The fact of the matter is that Burnett is coming off two straight disappointing years, and is 35 years old. He has a history of injury problems (though not recently), and has battled inconsistency throughout the portions of his career in which he was actually good. There's a chance that he's just finished providing solid production. As such, I doubt anybody would offer him multiple years guaranteed on the free agent market, which should reduce what the Pirates would want to pay him in terms of how much of the contract they should absorb (i.e. Prince Fielder could have signed a 1 year deal for about $35MM this offseason if he wanted to, but not an 8-year deal at the same average value).
Burnett's projections on his fangraphs page shows something in the realm of 1.2 WAR, varying slightly depending on which projection you look at 1. He hasn't exactly declined at a steady rate over his last few years, but I think expecting something like 1.2WAR in 2012 and 1 WAR in 2013 is fair. At worst, he can provide something in the area of 200 innings per year with the use of 1 roster spot, which is certainly of some marginal value to Pittsburgh, who lost innings eater Paul Maholm to free agency (non-tendered), and will be without Charlie Morton for at least the start of the season.

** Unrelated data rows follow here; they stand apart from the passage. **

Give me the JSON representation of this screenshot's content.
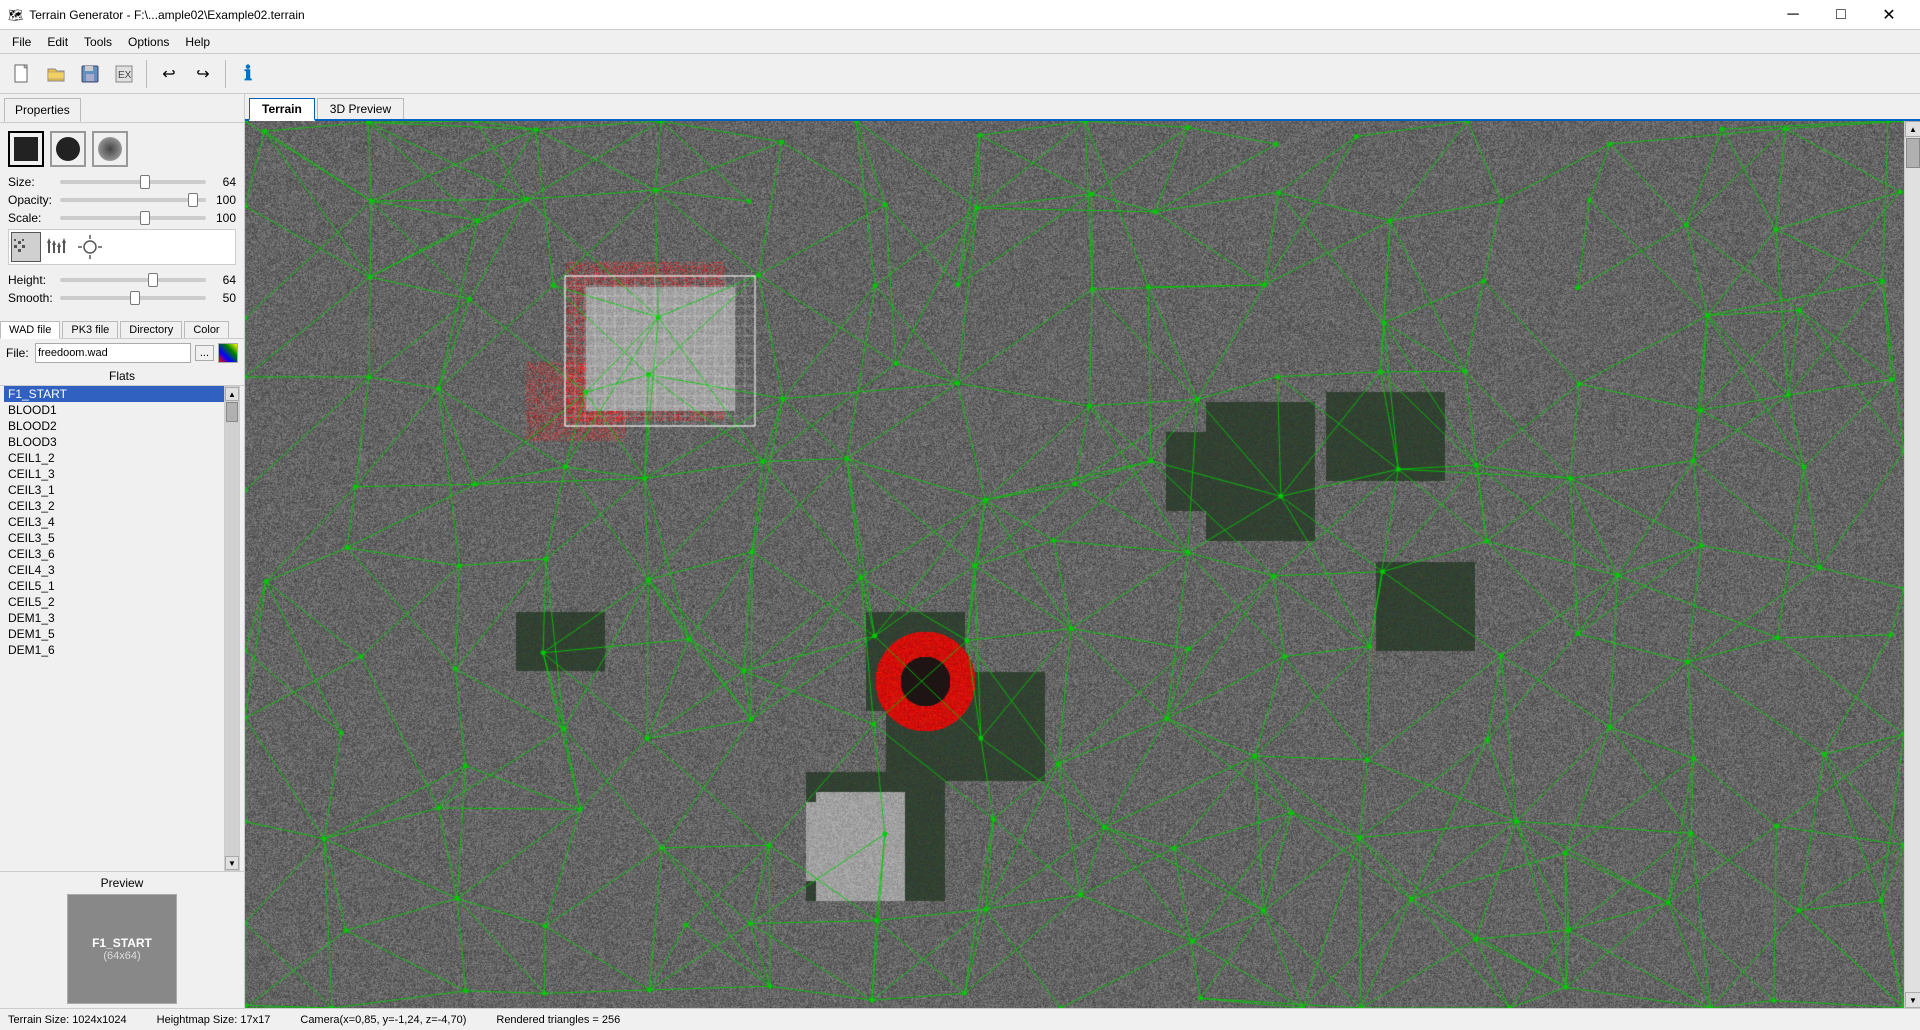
{
  "titlebar": {
    "icon": "🗺",
    "title": "Terrain Generator - F:\\...ample02\\Example02.terrain",
    "minimize_label": "─",
    "maximize_label": "□",
    "close_label": "✕"
  },
  "menubar": {
    "items": [
      "File",
      "Edit",
      "Tools",
      "Options",
      "Help"
    ]
  },
  "toolbar": {
    "buttons": [
      {
        "name": "new",
        "icon": "📄"
      },
      {
        "name": "open",
        "icon": "📂"
      },
      {
        "name": "save",
        "icon": "💾"
      },
      {
        "name": "export",
        "icon": "📋"
      },
      {
        "name": "undo",
        "icon": "↩"
      },
      {
        "name": "redo",
        "icon": "↪"
      },
      {
        "name": "info",
        "icon": "ℹ"
      }
    ]
  },
  "properties": {
    "tab_label": "Properties",
    "brushes": [
      {
        "name": "square",
        "type": "square"
      },
      {
        "name": "circle",
        "type": "circle"
      },
      {
        "name": "soft",
        "type": "soft"
      }
    ],
    "sliders": {
      "size": {
        "label": "Size:",
        "value": 64,
        "percent": 60
      },
      "opacity": {
        "label": "Opacity:",
        "value": 100,
        "percent": 90
      },
      "scale": {
        "label": "Scale:",
        "value": 100,
        "percent": 60
      }
    },
    "height_slider": {
      "label": "Height:",
      "value": 64,
      "percent": 65
    },
    "smooth_slider": {
      "label": "Smooth:",
      "value": 50,
      "percent": 50
    }
  },
  "wad_tabs": [
    "WAD file",
    "PK3 file",
    "Directory",
    "Color"
  ],
  "active_wad_tab": "WAD file",
  "file": {
    "label": "File:",
    "value": "freedoom.wad",
    "browse_label": "..."
  },
  "flats": {
    "label": "Flats",
    "items": [
      "F1_START",
      "BLOOD1",
      "BLOOD2",
      "BLOOD3",
      "CEIL1_2",
      "CEIL1_3",
      "CEIL3_1",
      "CEIL3_2",
      "CEIL3_4",
      "CEIL3_5",
      "CEIL3_6",
      "CEIL4_3",
      "CEIL5_1",
      "CEIL5_2",
      "DEM1_3",
      "DEM1_5",
      "DEM1_6"
    ],
    "selected": "F1_START"
  },
  "preview": {
    "label": "Preview",
    "texture_name": "F1_START",
    "texture_size": "(64x64)"
  },
  "view_tabs": [
    "Terrain",
    "3D Preview"
  ],
  "active_view_tab": "Terrain",
  "statusbar": {
    "terrain_size": "Terrain Size: 1024x1024",
    "heightmap_size": "Heightmap Size: 17x17",
    "camera": "Camera(x=0,85, y=-1,24, z=-4,70)",
    "triangles": "Rendered triangles = 256"
  }
}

2.2WAR these days nets you about $11MM in value (adjusting slightly for inflation for the 2013 season), so Burnett and $22MM for absolutely nothing (i.e. some 27-year old A-ball pitcher) is something close to the equilibrium. The Pirates would then have to DFA someone to make room, plus they have to guarantee Burnett a roster spot for two years. As result, I'd be comfortable dropping Burnett's true value, with all things considered, to somewhere around $9MM. Given his $33MM contract, his adjusted value is [$9MM-$33MM, or $-24MM].

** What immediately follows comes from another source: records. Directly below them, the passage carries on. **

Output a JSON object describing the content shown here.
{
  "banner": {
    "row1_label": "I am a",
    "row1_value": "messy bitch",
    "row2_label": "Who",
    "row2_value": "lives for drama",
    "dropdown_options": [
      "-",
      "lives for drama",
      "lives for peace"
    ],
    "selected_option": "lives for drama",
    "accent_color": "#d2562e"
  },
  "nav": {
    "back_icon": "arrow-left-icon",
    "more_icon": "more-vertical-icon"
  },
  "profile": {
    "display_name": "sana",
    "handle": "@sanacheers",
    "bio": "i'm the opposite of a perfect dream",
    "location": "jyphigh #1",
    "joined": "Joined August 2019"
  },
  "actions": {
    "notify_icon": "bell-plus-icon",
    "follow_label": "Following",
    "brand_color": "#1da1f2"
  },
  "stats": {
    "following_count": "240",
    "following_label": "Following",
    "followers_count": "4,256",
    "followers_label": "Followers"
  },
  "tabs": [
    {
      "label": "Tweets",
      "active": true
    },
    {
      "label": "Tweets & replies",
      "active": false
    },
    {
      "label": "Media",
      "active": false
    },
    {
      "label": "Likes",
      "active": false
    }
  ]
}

If Jones is involved, the Pirates would need to go find another 1B option in a depleted free agent market or fill the void internally, again, increasing the overhead costs of getting Burnett. If the Yankees would like to overpay for a mediocre 1B/DH option in Jones, by all means, I'd let them, but at this point, that doesn't look like it's going to happen. Still, Jones' value is in the range of a cost-controlled 1-1.5WAR, plus 3 more years of club-control, so about $8MM?
Basically speaking, if the Pirates agree to take Burnett, they're going to get him at a surplus. If the Yankees wanted Jones for Burnett, I'd charge them pretty much the whole $33MM: Burnett's value of $-24MM ($33MM-$9MM, including the DFA and a replacement 1B/OF), Jones' value of $8MM, and an extra million or so to sweeten the deal, since the Pirates have enough leverage to not really need to do this deal.
If Jones actually can't be involved (i.e. if it's not just posturing by Huntington to boost the return), and this just turns in to a pure salary dump, I think quantifying Burnett's value at -$24MM is fair. Again, the Pirates don't need to do this, so they could feasibly ask for a little more, but AJ Burnett and $24.5MM to the Pirates for some A-ball prospect would be the worst offer I'd accept if I were Neil Huntington.
1- It doesn't really matter what would happen to those numbers pitching in Pittsburgh, since that's not what the Yankees are selling, but I think we can expect an improvement in homerun rate, and thus pretty well everything else, if only by reducing the ability of the hitters in the NL Central. Replacement level is adjusted, and, as Drew Fairservice at Getting Blanked points out, with help from Jeff Sullivan, Burnett threw a lot of meatballs last year. Park Factors might not help a ton, but worse competition would.